** WHAT YOU WILL DO **
This task requires every entry to be set down again exactly.

** DATASET ENTRIES **
= = = = =

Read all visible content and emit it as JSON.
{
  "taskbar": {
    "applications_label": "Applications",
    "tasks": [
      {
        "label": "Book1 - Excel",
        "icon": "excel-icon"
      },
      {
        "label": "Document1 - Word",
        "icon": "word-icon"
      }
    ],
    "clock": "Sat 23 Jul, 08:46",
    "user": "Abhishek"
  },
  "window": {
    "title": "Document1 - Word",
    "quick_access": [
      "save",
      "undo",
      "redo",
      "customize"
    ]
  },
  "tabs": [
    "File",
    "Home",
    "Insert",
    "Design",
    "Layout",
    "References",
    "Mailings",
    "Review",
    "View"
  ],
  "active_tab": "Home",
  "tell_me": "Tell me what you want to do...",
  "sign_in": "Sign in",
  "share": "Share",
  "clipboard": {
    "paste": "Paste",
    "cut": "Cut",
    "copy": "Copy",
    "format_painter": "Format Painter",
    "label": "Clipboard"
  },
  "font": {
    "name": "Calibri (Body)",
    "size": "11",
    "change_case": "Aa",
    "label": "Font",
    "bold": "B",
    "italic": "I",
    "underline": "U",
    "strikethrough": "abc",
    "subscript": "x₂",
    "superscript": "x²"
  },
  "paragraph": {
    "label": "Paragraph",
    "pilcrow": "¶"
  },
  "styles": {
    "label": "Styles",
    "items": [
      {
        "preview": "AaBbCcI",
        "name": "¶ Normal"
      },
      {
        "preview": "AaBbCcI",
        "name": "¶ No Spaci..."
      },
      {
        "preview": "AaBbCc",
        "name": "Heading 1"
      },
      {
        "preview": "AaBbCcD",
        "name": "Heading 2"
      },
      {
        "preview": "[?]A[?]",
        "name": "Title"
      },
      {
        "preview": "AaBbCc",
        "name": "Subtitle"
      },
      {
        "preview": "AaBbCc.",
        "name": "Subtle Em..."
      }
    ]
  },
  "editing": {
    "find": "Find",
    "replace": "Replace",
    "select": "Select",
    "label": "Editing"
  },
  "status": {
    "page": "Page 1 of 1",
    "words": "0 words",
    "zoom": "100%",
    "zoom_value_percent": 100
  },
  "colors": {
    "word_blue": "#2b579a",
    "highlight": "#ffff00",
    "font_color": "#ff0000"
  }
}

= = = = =

** RESPONSE TO THE EXERCISE **
Read all visible content and emit it as JSON.
{
  "taskbar": {
    "applications_label": "Applications",
    "tasks": [
      {
        "label": "Book1 - Excel",
        "icon": "excel-icon"
      },
      {
        "label": "Document1 - Word",
        "icon": "word-icon"
      }
    ],
    "clock": "Sat 23 Jul, 08:46",
    "user": "Abhishek"
  },
  "window": {
    "title": "Document1 - Word",
    "quick_access": [
      "save",
      "undo",
      "redo",
      "customize"
    ]
  },
  "tabs": [
    "File",
    "Home",
    "Insert",
    "Design",
    "Layout",
    "References",
    "Mailings",
    "Review",
    "View"
  ],
  "active_tab": "Home",
  "tell_me": "Tell me what you want to do...",
  "sign_in": "Sign in",
  "share": "Share",
  "clipboard": {
    "paste": "Paste",
    "cut": "Cut",
    "copy": "Copy",
    "format_painter": "Format Painter",
    "label": "Clipboard"
  },
  "font": {
    "name": "Calibri (Body)",
    "size": "11",
    "change_case": "Aa",
    "label": "Font",
    "bold": "B",
    "italic": "I",
    "underline": "U",
    "strikethrough": "abc",
    "subscript": "x₂",
    "superscript": "x²"
  },
  "paragraph": {
    "label": "Paragraph",
    "pilcrow": "¶"
  },
  "styles": {
    "label": "Styles",
    "items": [
      {
        "preview": "AaBbCcI",
        "name": "¶ Normal"
      },
      {
        "preview": "AaBbCcI",
        "name": "¶ No Spaci..."
      },
      {
        "preview": "AaBbCc",
        "name": "Heading 1"
      },
      {
        "preview": "AaBbCcD",
        "name": "Heading 2"
      },
      {
        "preview": "[?]A[?]",
        "name": "Title"
      },
      {
        "preview": "AaBbCc",
        "name": "Subtitle"
      },
      {
        "preview": "AaBbCc.",
        "name": "Subtle Em..."
      }
    ]
  },
  "editing": {
    "find": "Find",
    "replace": "Replace",
    "select": "Select",
    "label": "Editing"
  },
  "status": {
    "page": "Page 1 of 1",
    "words": "0 words",
    "zoom": "100%",
    "zoom_value_percent": 100
  },
  "colors": {
    "word_blue": "#2b579a",
    "highlight": "#ffff00",
    "font_color": "#ff0000"
  }
}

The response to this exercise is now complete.